Accessible Toggle

A toggle is a switch that enables a user to change the state of a feature (for example whether it’s turned on or off). It’s heavily used in modern interfaces and can be thought of as a glorified checkbox. However, many of these toggle switches are made inaccessible one way or another. To help tackle this issue I’ve put together a small HTML + CSS only implementation of an accessible toggle that can be incorporated into any project. Check it out on CodePen.

Traditionally toggles are hardcoded in source, typically with a preprocessor’s #ifdef feature. While this method is relatively simple it’s also not dynamic, meaning that if we need to change the toggle state for any reason we have to manually deploy a new release with the toggle configuration changed. This can cause a significant amount of disruption for the CI/CD process, impacting the feedback loop that is essential in software development.

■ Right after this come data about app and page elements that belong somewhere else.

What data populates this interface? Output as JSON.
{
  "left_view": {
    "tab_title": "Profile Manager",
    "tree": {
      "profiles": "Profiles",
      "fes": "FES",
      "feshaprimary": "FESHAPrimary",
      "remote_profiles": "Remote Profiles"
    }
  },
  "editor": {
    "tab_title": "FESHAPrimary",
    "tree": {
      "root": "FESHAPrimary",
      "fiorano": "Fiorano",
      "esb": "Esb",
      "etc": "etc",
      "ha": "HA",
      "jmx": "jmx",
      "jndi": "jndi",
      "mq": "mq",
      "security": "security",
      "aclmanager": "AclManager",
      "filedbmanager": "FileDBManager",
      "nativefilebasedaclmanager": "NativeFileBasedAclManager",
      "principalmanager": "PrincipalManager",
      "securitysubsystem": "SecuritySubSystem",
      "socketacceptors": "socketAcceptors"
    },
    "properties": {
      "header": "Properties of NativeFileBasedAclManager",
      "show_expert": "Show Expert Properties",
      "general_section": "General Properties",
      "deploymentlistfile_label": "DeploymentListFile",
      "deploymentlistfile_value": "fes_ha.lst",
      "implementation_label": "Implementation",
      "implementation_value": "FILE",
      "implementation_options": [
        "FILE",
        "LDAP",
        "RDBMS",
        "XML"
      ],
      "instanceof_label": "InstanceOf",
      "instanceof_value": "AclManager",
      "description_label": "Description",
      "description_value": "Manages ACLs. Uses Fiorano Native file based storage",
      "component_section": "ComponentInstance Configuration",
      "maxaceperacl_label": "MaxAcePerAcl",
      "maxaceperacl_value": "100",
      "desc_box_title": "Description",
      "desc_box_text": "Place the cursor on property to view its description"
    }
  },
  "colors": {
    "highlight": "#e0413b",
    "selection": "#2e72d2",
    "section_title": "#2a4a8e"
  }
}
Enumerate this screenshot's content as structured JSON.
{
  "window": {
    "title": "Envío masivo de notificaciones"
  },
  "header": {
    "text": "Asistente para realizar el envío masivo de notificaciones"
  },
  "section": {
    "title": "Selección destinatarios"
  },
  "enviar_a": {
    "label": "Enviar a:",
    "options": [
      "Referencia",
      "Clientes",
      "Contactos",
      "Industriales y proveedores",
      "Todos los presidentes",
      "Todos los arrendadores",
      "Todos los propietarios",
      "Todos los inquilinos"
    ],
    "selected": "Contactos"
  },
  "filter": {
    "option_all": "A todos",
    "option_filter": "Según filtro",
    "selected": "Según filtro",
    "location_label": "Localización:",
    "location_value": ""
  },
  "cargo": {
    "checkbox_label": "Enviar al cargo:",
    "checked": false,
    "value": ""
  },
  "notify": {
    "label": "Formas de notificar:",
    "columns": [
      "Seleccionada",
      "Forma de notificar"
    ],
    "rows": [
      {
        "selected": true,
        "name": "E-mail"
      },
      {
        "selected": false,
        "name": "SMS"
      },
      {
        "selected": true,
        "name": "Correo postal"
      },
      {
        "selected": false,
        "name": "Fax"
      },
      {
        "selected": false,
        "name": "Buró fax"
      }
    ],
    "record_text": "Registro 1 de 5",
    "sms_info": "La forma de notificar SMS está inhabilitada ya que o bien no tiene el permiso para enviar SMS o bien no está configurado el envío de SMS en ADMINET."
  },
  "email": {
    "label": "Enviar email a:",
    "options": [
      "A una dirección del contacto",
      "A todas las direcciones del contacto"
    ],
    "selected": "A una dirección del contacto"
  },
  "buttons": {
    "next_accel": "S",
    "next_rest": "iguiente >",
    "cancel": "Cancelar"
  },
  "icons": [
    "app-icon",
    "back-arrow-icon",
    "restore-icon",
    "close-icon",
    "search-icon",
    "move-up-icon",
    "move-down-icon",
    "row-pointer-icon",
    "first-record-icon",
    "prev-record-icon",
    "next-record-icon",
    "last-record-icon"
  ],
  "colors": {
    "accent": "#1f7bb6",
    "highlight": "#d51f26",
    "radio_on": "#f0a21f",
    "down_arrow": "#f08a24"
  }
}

More recently we’ve been using a type of toggle that lives side-by-side with the source code for a project. This is known as a Champagne Brunch or Canary Release and can be incredibly useful for things like Permission Toggles. These types of features are often short lived compared to other categories of Feature Toggles (for example a Champagne Brunch may live for a week or two while a Permission Toggle could stay in place for several years) and the re-configuration of these toggles is much less disruptive than having to restart a test instance in order to flip a flag.